Shampa Biswas is interviewed by Jadaliyya ezine about her book Nuclear Desire: Power and the Postcolonial Nuclear Order.

Jadaliyya (J): What made you write this book?

Shampa Biswas (SB): I am a nuclear abolitionist, and would like to see a world completely rid of nuclear weapons. There are countless other nuclear abolitionists, many of whom have advanced very concrete suggestions for how to move toward a nuclear-free world. In fact, there is a massive, complex, multi-billion dollar nuclear nonproliferation regime invested in reducing and/or eliminating nuclear weapons from the world. Yet we are nowhere near ridding the world of nuclear weapons, and despite all the fanfare that accompanies the negotiation of a treaty like the New START or attempts to halt Iran’s nuclear weapons program, I am not at all sanguine that we are even moving in that direction.

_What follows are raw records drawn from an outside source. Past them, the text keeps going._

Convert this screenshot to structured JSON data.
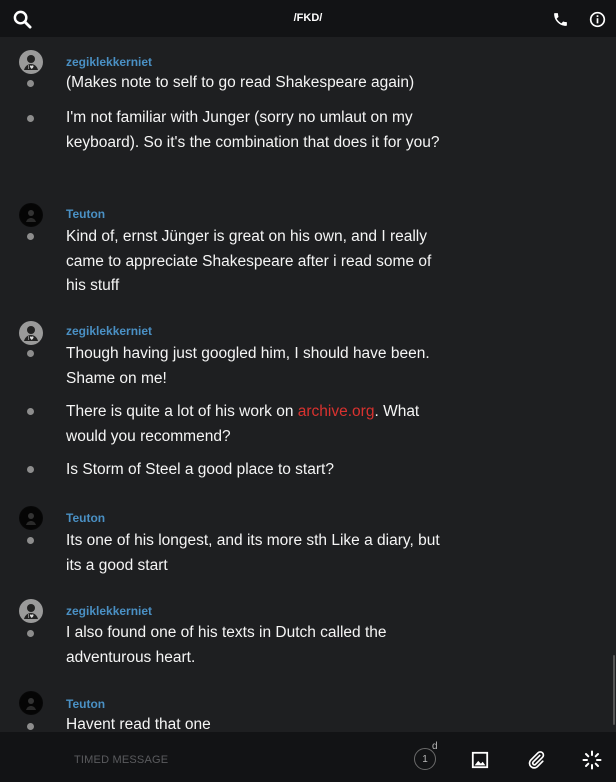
{
  "header": {
    "title": "/FKD/"
  },
  "messages": [
    {
      "user": "zegiklekkerniet",
      "avatar": "zeg",
      "lines": [
        "(Makes note to self to go read Shakespeare again)",
        "I'm not familiar with Junger (sorry no umlaut on my keyboard). So it's the combination that does it for you?"
      ]
    },
    {
      "user": "Teuton",
      "avatar": "teu",
      "lines": [
        "Kind of,  ernst Jünger is great on his own, and I really came to appreciate Shakespeare after i read some of his stuff"
      ]
    },
    {
      "user": "zegiklekkerniet",
      "avatar": "zeg",
      "lines": [
        "Though having just googled him, I should have been. Shame on me!",
        "There is quite a lot of his work on archive.org. What would you recommend?",
        "Is Storm of Steel a good place to start?"
      ]
    },
    {
      "user": "Teuton",
      "avatar": "teu",
      "lines": [
        "Its one of his longest, and its more sth Like a diary, but its a good start"
      ]
    },
    {
      "user": "zegiklekkerniet",
      "avatar": "zeg",
      "lines": [
        "I also found one of his texts in Dutch called the adventurous heart."
      ]
    },
    {
      "user": "Teuton",
      "avatar": "teu",
      "lines": [
        "Havent read that one"
      ]
    }
  ],
  "link_text": "archive.org",
  "composer": {
    "placeholder": "TIMED MESSAGE",
    "timer_value": "1",
    "timer_unit": "d"
  },
  "colors": {
    "username": "#4a90c4",
    "link": "#d9322f",
    "background": "#1e1f21",
    "bar": "#121315"
  },
  "icons": [
    "search-icon",
    "phone-icon",
    "info-icon",
    "image-icon",
    "paperclip-icon",
    "loading-icon"
  ]
}
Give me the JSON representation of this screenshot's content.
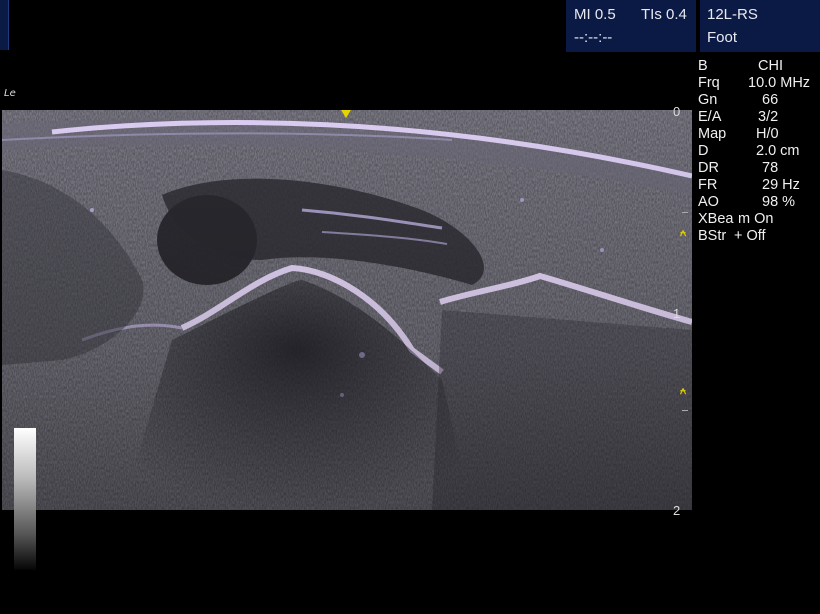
{
  "header": {
    "mi_label": "MI 0.5",
    "tis_label": "TIs 0.4",
    "clock": "--:--:--",
    "probe": "12L-RS",
    "preset": "Foot"
  },
  "probe_orientation": "Le",
  "params": [
    {
      "key": "B",
      "value": "CHI"
    },
    {
      "key": "Frq",
      "value": "10.0 MHz"
    },
    {
      "key": "Gn",
      "value": "66"
    },
    {
      "key": "E/A",
      "value": "3/2"
    },
    {
      "key": "Map",
      "value": "H/0"
    },
    {
      "key": "D",
      "value": "2.0 cm"
    },
    {
      "key": "DR",
      "value": "78"
    },
    {
      "key": "FR",
      "value": "29 Hz"
    },
    {
      "key": "AO",
      "value": "98 %"
    },
    {
      "key": "XBea",
      "value": "m On"
    },
    {
      "key": "BStr",
      "value": "+ Off"
    }
  ],
  "depth_scale": {
    "labels": [
      "0",
      "1",
      "2"
    ],
    "unit_max_cm": 2.0
  },
  "colors": {
    "tissue_tint": "#c8b8ff",
    "focus_marker": "#d8c800",
    "header_bg": "#0b1a44"
  }
}
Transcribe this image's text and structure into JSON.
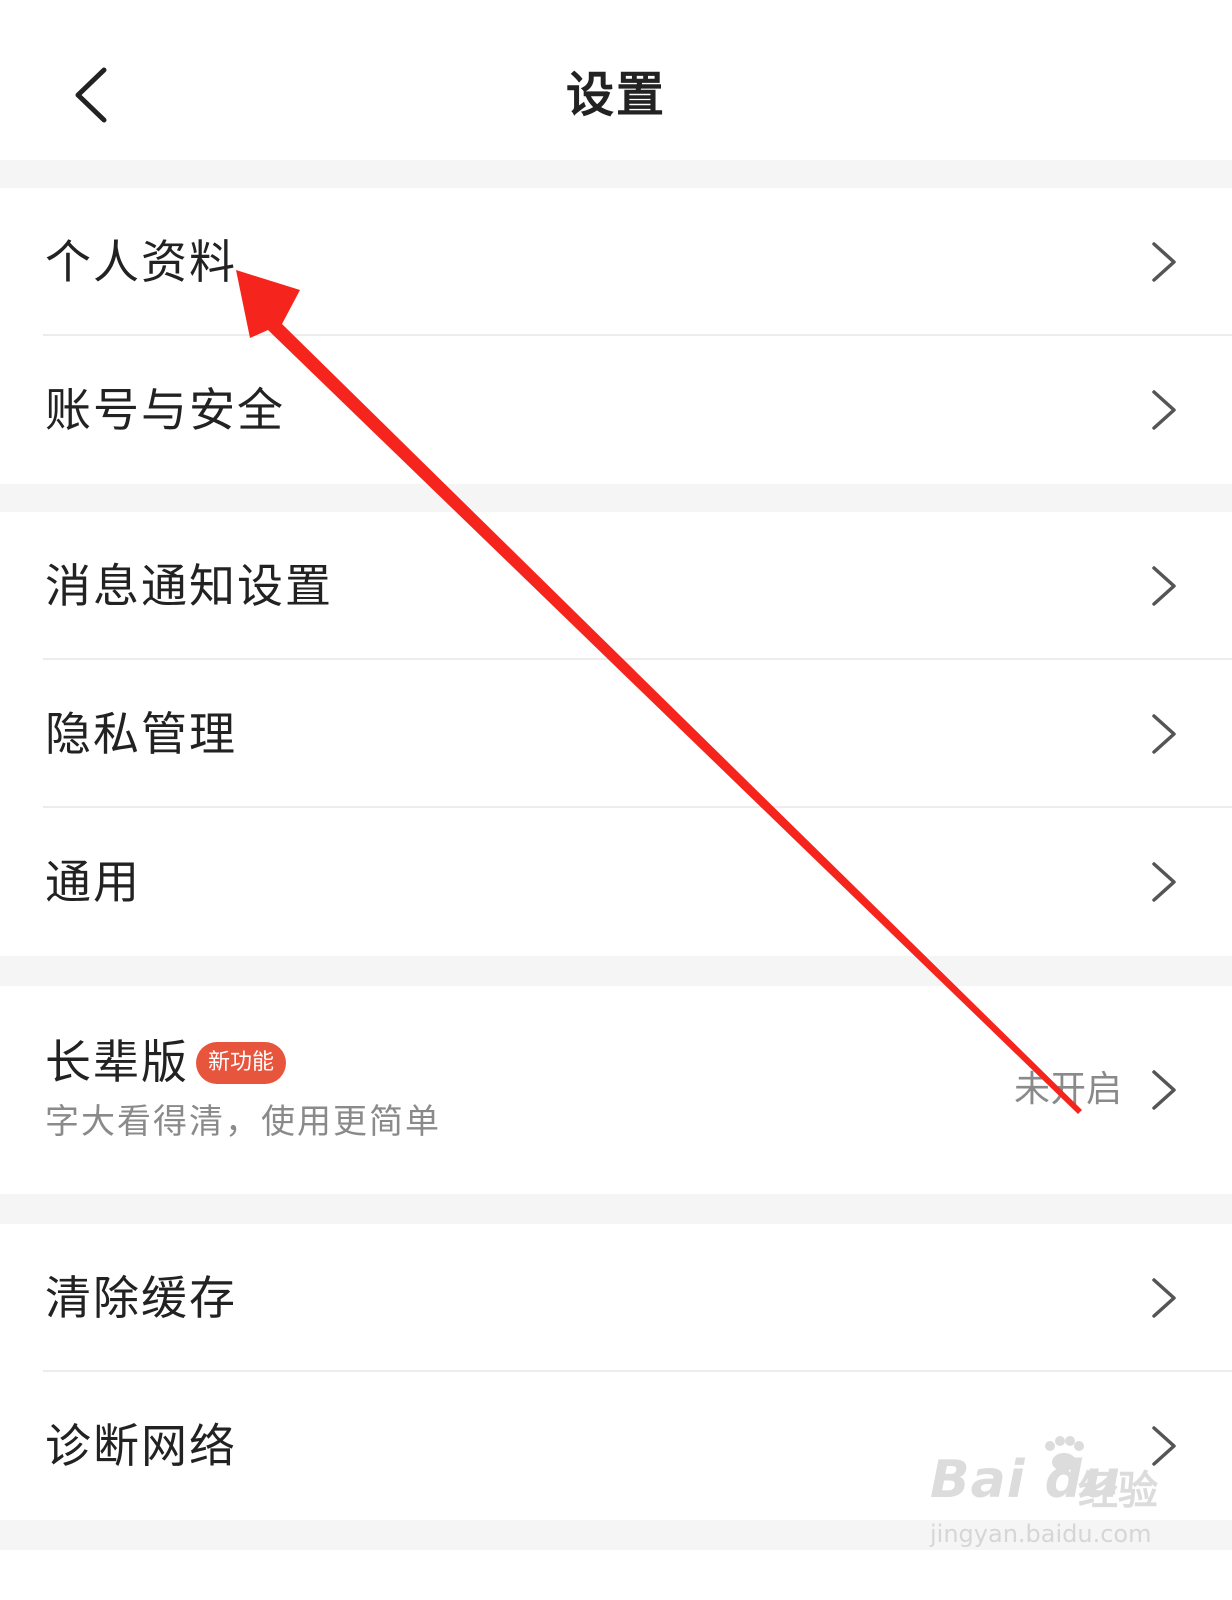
{
  "header": {
    "title": "设置"
  },
  "groups": [
    {
      "items": [
        {
          "label": "个人资料"
        },
        {
          "label": "账号与安全"
        }
      ]
    },
    {
      "items": [
        {
          "label": "消息通知设置"
        },
        {
          "label": "隐私管理"
        },
        {
          "label": "通用"
        }
      ]
    },
    {
      "elder": {
        "title": "长辈版",
        "badge": "新功能",
        "subtitle": "字大看得清，使用更简单",
        "status": "未开启"
      }
    },
    {
      "items": [
        {
          "label": "清除缓存"
        },
        {
          "label": "诊断网络"
        }
      ]
    }
  ],
  "watermark": {
    "logo": "Bai du",
    "brand": "经验",
    "url": "jingyan.baidu.com"
  },
  "colors": {
    "badge": "#e8553d",
    "arrow": "#f5241c",
    "gap": "#f5f5f5",
    "divider": "#ececec"
  }
}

My interest was in understanding how this global nuclear order works to keep us always hopeful about progress on nuclear weapons elimination, while deflecting away from the real drivers of nuclear desire and the real profiteers of nuclear pursuits. I wanted to use this book to draw attention to what this global nuclear order looks like—who it empowers and who it disempowers, who benefits from it and who is damaged by it, whose concerns get voiced and who is rendered marginal. I wrote the book because I wanted to make the case that thinking rigorously about the many forms of inequities embedded within the global nuclear order—considered largely peripheral to what are considered to be more serious questions of security and stability—will, ultimately, make the world more peaceful and its inhabitants more secure. To say it differently and more simply, I wrote the book out of a commitment to contribute in some small measure to making a world that is simultaneously more peaceful and more just.

Continue reading interview and excerpts from the book here. 

Published in: Jadaliyya